I suggest that Parliament cannot consider repealing only section 40 and frustrate the totality of the scheme in sections 34-42 which are drafted as an interrelated single scheme.  It is to be noted that Enterprise and Regulatory Reform Act 2013 Section 96 Royal Charters: requirements for Parliamentary approval states:

Where a body is established by Royal Charter after 1 March 2013 with functions relating to the carrying on of an industry, no recommendation may be made to Her Majesty in Council to amend the body’s Charter or dissolve the body unless any requirements included in the Charter on the date it is granted for Parliament to approve the amendment or dissolution have been met.

The Royal Charter on Self-Regulation of the Press states:

AND WHEREAS it is in the interests of Our People that there should be a body corporate established for the purpose of determining recognition of an independent regulatory body or bodies, in pursuance of the recommendations of the Report of the Inquiry.”: and

10.4. For the purpose of this Article [dissolution of the Charter and Recognition Panel], “approved” means that at least two-thirds of the members of the House in question or the Scottish Parliament who vote on the motion do so in support of it.

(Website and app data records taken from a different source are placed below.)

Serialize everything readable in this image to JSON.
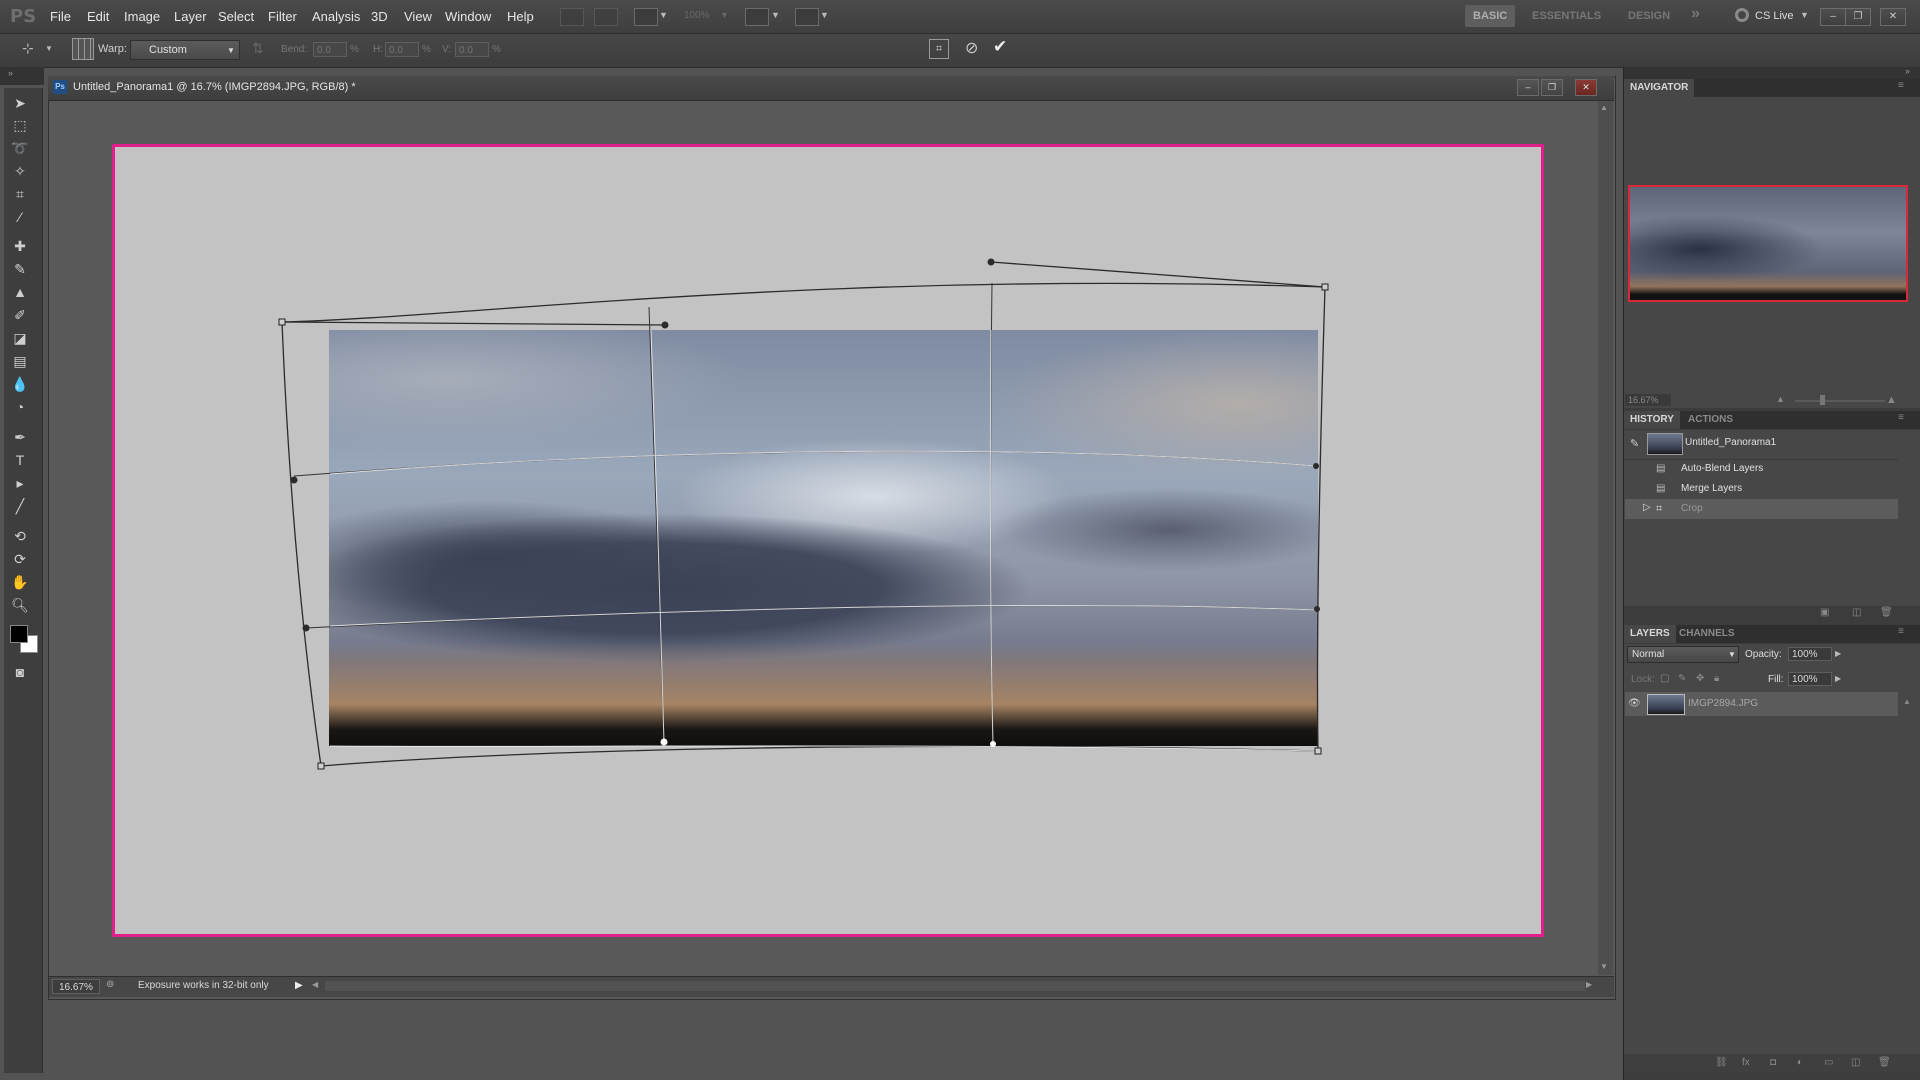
{
  "app": {
    "logo": "PS"
  },
  "menu": {
    "items": [
      "File",
      "Edit",
      "Image",
      "Layer",
      "Select",
      "Filter",
      "Analysis",
      "3D",
      "View",
      "Window",
      "Help"
    ]
  },
  "menubar_zoom": "100%",
  "workspaces": {
    "items": [
      "BASIC",
      "ESSENTIALS",
      "DESIGN"
    ],
    "active": "BASIC",
    "more": "»"
  },
  "cslive": {
    "label": "CS Live"
  },
  "options": {
    "warp_label": "Warp:",
    "warp_value": "Custom",
    "bend_label": "Bend:",
    "bend_value": "0.0",
    "bend_unit": "%",
    "h_label": "H:",
    "h_value": "0.0",
    "h_unit": "%",
    "v_label": "V:",
    "v_value": "0.0",
    "v_unit": "%"
  },
  "document": {
    "title": "Untitled_Panorama1 @ 16.7% (IMGP2894.JPG, RGB/8) *",
    "zoom": "16.67%",
    "status": "Exposure works in 32-bit only"
  },
  "navigator": {
    "tab": "NAVIGATOR",
    "zoom": "16.67%"
  },
  "history": {
    "tabs": [
      "HISTORY",
      "ACTIONS"
    ],
    "snapshot": "Untitled_Panorama1",
    "items": [
      "Auto-Blend Layers",
      "Merge Layers",
      "Crop"
    ],
    "selected": "Crop"
  },
  "layers": {
    "tabs": [
      "LAYERS",
      "CHANNELS"
    ],
    "blend_mode": "Normal",
    "opacity_label": "Opacity:",
    "opacity_value": "100%",
    "lock_label": "Lock:",
    "fill_label": "Fill:",
    "fill_value": "100%",
    "layer_name": "IMGP2894.JPG"
  },
  "colors": {
    "canvas_border": "#e0208a",
    "nav_frame": "#d9283a",
    "ui_bg": "#535353"
  }
}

In the spirit of the Charter it would be totally unreasonable, if not unlawful, for a government to try and frustrate the totality of the scheme enacted in sections 34-42 for the benefit of public and press by repealing section 40 by a simple majority.

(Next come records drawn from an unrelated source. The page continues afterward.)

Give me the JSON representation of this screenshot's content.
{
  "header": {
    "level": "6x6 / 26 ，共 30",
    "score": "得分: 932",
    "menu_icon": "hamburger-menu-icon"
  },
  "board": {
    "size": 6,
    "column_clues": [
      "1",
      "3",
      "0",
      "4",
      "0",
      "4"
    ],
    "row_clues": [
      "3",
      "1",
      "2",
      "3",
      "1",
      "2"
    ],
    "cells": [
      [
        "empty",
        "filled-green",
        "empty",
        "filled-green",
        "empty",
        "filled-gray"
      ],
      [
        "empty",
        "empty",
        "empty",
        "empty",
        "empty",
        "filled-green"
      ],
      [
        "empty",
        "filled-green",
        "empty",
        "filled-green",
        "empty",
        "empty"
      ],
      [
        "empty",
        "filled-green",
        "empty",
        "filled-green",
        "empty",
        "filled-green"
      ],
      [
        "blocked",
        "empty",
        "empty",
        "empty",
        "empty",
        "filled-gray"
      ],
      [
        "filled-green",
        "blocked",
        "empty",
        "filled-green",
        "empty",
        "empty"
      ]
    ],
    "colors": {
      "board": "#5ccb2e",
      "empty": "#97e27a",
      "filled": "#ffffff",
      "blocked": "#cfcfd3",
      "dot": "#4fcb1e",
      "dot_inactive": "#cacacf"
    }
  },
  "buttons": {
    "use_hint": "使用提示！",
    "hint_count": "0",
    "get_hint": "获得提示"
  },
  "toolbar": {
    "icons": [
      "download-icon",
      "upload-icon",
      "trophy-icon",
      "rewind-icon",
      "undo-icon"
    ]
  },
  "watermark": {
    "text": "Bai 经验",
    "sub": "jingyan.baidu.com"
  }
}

Furthermore on 23 May 2018 The Department for Digital, Culture, Media & Sport publicly declared (underlining added),

“As you say in your correspondence “The clear meaning of the emphasised parts [of section 40] appears to be that in certain circumstances the court has the discretion to say which party pays the costs”. Discretion is the key word, it cannot be guaranteed this will be applied consistently or universally, with unmeritous [sic] cases being filtered out – meaning that publications would be vulnerable to spurious legal claims and therefore, emphasising the discretion the court has, might be forced to pay regardless of merit.”. 

It is contemptuous for the department to imply that the courts might not exercise its discretion correctly.  If this helps motivate to any degree the desire to repeal section 40 it has no merit. A repeal on such a basis is totally unreasonable if not unlawful interference with the independence of the judiciary.

For the avoidance of doubt, as the Government is a minority administration reliant upon a confidence and supply arrangement, reliance cannot be placed on the Conservative manifesto: see The House of Lords Library briefing describes the background to the Salisbury Convention and considers how it applies when a hung parliament produces a minority or coalition government.  It cannot be alleged that the public wishes to have section 40 repealed because of the manifesto commitment and the outcome of the election.